Interview 2 : Testing to improve
One week later, we went back to the townships to test our designs and to get new insights.
Step 1 : Finding new insights
It was important to know our users better. We tried to focus on the slightest insight that the interviewees gave us. Any information, even if it didn’t seem important at the time, could make a difference later. The idea was to get to know the users, listen to them carefully and above all give them confidence to talk to us.
Pay attention to verbally and non-verbally details.
For example, by observing one of the interviewees in his shop, we noticed that he used a book to keep track of all his customers’ information (cellphone number, meter number…). We asked him why he didn’t use the Contact App of his device to do this. He simply didn’t know that there was a Contact App on the device and he didn’t know how to use it.
Insight : Some traders use a notebook to save their customers’ information.
Friction Point : They don’t know that they can use a Contact List on their device, separately from the app.
Solutions : Add a step in the on-boarding of the app to introduce this Contact List / include a Contact List directly in the app.
Step 2 : User testing
After the first round of user testing, we had improved all our designs based on the insights. One of our priorities during the second round of testing included testing the navigation bar, which had been a real problem during the first test.
This time, we interviewed 5 traders for about 15 minutes each. Compared to the last test, we had defined the tasks better — with a more logical approach to the sequence / order of the tasks, following an interview guide.
The tests were very successful: we saw that the use of the sidebar navigation was rather natural, however we would need to make some changes to the wording of the application.

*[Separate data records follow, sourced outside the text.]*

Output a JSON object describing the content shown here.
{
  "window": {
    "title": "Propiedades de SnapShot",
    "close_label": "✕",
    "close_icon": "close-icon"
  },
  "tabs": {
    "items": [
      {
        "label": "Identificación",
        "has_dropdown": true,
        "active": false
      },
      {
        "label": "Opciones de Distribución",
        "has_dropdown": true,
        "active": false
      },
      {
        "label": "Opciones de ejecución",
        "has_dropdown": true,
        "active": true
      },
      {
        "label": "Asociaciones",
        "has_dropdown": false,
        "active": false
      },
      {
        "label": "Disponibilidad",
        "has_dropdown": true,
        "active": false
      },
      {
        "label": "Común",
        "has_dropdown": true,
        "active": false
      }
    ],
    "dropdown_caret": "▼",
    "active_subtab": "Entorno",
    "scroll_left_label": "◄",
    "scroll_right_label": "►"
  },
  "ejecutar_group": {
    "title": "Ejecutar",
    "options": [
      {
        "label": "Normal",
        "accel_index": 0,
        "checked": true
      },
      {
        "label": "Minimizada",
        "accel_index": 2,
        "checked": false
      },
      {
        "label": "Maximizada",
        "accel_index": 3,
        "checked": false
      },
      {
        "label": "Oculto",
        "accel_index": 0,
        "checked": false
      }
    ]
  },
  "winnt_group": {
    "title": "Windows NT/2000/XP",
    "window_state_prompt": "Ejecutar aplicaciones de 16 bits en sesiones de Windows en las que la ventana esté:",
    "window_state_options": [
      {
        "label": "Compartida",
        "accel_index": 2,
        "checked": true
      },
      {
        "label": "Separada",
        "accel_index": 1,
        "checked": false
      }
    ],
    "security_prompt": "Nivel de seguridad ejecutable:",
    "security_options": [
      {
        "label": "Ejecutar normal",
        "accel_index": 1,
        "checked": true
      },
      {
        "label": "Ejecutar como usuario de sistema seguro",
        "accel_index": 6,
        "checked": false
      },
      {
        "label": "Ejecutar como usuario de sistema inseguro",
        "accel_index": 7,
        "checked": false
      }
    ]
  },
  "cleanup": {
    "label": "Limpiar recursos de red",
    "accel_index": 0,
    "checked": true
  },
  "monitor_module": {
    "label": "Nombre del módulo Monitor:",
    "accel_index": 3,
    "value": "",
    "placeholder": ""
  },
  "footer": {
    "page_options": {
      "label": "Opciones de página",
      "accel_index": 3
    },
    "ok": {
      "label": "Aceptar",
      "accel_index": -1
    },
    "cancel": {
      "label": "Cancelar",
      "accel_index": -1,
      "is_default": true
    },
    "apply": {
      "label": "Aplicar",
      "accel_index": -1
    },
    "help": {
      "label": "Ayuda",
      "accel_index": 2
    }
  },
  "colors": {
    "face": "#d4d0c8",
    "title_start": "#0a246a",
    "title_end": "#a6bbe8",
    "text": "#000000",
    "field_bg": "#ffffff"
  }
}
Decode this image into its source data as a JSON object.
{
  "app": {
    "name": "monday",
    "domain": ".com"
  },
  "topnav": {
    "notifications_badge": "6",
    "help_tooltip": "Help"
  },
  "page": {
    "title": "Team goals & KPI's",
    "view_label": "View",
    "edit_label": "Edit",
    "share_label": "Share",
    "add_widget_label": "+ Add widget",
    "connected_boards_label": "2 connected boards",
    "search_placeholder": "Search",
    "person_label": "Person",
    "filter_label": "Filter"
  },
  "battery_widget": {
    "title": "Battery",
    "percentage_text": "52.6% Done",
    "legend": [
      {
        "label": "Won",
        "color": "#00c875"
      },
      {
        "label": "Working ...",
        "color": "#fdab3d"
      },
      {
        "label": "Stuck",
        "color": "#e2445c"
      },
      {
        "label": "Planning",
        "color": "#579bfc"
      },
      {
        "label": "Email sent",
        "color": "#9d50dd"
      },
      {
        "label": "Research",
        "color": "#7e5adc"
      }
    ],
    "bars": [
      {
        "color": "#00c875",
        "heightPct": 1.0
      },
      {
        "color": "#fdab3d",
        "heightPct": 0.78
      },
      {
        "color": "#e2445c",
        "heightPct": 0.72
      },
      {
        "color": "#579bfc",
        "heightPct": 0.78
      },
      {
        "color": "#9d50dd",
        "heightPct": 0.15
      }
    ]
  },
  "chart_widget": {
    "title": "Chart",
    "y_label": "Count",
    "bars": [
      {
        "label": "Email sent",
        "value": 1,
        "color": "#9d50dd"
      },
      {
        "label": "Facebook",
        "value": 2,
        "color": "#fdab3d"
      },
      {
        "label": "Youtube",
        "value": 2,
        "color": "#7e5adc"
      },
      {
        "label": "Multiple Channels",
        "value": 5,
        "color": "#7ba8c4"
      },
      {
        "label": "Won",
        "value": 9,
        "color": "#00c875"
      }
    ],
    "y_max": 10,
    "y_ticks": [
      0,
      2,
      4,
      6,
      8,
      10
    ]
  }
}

Step 3 : Iconography Test
We also decided to carry out an iconography test during these interviews. The idea was to get the users away from the screens and for them to only use their imagination and prior knowledge to create a product that suits them. To test their association between an icon and a word, we asked them to connect what belonged together using a pen and a printout with icons and words.
When conducting tests of this type, it is very important to make the interviewee feel comfortable, making them feel at ease with your presence and most importantly making sure they are not afraid of “failure”. During various tests, many people were afraid to press the “wrong” button and to make mistakes. It is really important to make them understand that if they are wrong, it is because we’ve made a mistake, not them.
Feeling good also means that there are not too many people around the interviewee. It shouldn’t be an interrogation, but an exchange between two or three people. This way, a direct relationship is established and the person has more opportunities to share their thoughts, feelings…
Unpack this messy treasure
When we went back to the office, we had a lot of insights to filter through. Every single word was important in order not to lose the information from the interviewees. We used this method to reason effectively.
How to Run Live User Testing, Part 3: The Debrief
Turning user feedback into actionable insights
It was necessary to reformulate the new insights and then to find the friction points for all of them. Then, we tried to find the best solutions to solve all these problems and ultimately to make the best product on the market.
The most important thing I learned
Sometimes, designers are obsessed with being right, sometimes out of pride, sometimes because they are convinced that what they think is true. This project taught me that the role of a designer is to look for the best solution rather than to be right. We don’t care who gave the right answer, we have to find the best answer together.
Big thanks to :
- MakeReign, for allowing me to experience this incredible adventure, for trusting me and for helping me “grow up”.
- Elize Van Staden, Project Manager at MakeReign, for organizing all these meetings with users and letting me express myself throughout the project.
- Britta Graewe, UX Lead at MakeReign, for her valuable advice that has made me a better UX Designer.